▸ Task objective:
Your task is to copy each line of the records that includes the string "What".

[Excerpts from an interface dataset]
* * * * * * * * *
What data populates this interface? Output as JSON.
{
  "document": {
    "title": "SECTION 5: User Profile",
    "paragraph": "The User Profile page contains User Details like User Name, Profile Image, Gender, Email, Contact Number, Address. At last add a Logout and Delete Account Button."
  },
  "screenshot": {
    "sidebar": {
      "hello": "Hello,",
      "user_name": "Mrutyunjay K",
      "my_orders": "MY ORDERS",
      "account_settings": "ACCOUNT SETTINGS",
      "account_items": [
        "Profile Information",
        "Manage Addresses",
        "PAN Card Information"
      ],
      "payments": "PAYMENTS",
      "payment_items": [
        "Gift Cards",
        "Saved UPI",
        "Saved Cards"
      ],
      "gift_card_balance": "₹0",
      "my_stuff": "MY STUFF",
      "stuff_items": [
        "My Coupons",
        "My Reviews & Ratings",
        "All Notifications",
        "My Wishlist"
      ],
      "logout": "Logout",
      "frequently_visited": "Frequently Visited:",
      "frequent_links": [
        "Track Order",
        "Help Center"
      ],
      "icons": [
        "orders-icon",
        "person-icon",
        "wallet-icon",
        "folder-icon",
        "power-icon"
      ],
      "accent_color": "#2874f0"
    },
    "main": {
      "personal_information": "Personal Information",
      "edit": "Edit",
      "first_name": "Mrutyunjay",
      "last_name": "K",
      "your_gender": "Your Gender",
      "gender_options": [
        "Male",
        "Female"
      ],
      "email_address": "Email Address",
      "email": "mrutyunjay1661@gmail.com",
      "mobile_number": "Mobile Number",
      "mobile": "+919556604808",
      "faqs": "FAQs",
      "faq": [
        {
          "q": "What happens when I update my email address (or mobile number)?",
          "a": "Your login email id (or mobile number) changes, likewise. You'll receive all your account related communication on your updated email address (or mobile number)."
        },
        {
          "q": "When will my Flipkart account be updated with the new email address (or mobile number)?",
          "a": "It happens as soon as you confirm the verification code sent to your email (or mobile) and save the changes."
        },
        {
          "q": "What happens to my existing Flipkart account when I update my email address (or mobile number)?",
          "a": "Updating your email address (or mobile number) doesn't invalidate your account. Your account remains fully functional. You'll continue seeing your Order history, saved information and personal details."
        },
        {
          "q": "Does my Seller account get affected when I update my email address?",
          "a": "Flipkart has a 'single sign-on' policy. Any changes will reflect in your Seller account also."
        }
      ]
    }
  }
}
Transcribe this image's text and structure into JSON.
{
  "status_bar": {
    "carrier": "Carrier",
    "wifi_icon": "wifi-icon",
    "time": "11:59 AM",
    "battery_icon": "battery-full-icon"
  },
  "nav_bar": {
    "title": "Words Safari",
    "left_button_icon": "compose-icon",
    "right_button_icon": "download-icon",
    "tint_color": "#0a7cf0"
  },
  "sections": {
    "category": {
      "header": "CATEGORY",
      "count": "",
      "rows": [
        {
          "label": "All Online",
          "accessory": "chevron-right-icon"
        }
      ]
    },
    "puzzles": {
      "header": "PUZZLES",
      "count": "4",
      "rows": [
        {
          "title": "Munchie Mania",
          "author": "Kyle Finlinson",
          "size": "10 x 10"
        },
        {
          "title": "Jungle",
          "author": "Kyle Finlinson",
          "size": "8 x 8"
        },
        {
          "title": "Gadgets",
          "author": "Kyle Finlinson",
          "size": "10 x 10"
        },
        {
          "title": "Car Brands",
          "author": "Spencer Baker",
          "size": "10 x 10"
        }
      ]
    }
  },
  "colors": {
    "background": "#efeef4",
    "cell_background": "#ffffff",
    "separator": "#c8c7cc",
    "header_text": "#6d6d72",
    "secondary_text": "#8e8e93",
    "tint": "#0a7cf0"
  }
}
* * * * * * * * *
▸ Reply:
What data populates this interface? Output as JSON.
          "q": "What happens when I update my email address (or mobile number)?",
          "q": "What happens to my existing Flipkart account when I update my email address (or mobile number)?",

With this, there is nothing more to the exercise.